» EXERCISE DIRECTIONS
Write all of the entries again. Keep them exactly as they are.

── LISTED ENTRIES ──

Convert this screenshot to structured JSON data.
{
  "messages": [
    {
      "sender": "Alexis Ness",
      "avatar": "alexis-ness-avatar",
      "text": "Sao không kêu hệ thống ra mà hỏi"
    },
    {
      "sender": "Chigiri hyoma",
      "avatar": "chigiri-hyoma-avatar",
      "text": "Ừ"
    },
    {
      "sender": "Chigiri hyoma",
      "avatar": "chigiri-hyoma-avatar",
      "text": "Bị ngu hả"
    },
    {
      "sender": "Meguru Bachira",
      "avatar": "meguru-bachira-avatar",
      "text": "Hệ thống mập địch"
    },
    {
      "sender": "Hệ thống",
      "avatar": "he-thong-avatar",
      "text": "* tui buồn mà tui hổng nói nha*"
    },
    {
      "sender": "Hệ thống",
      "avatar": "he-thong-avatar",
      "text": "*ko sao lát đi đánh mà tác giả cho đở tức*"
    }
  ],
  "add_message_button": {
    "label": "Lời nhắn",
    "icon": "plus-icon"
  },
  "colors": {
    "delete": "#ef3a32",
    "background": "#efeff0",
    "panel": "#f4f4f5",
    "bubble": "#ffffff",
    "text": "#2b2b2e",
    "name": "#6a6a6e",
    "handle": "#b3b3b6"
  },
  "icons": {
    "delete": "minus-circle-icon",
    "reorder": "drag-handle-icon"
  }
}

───

» TASK RESPONSE
Convert this screenshot to structured JSON data.
{
  "messages": [
    {
      "sender": "Alexis Ness",
      "avatar": "alexis-ness-avatar",
      "text": "Sao không kêu hệ thống ra mà hỏi"
    },
    {
      "sender": "Chigiri hyoma",
      "avatar": "chigiri-hyoma-avatar",
      "text": "Ừ"
    },
    {
      "sender": "Chigiri hyoma",
      "avatar": "chigiri-hyoma-avatar",
      "text": "Bị ngu hả"
    },
    {
      "sender": "Meguru Bachira",
      "avatar": "meguru-bachira-avatar",
      "text": "Hệ thống mập địch"
    },
    {
      "sender": "Hệ thống",
      "avatar": "he-thong-avatar",
      "text": "* tui buồn mà tui hổng nói nha*"
    },
    {
      "sender": "Hệ thống",
      "avatar": "he-thong-avatar",
      "text": "*ko sao lát đi đánh mà tác giả cho đở tức*"
    }
  ],
  "add_message_button": {
    "label": "Lời nhắn",
    "icon": "plus-icon"
  },
  "colors": {
    "delete": "#ef3a32",
    "background": "#efeff0",
    "panel": "#f4f4f5",
    "bubble": "#ffffff",
    "text": "#2b2b2e",
    "name": "#6a6a6e",
    "handle": "#b3b3b6"
  },
  "icons": {
    "delete": "minus-circle-icon",
    "reorder": "drag-handle-icon"
  }
}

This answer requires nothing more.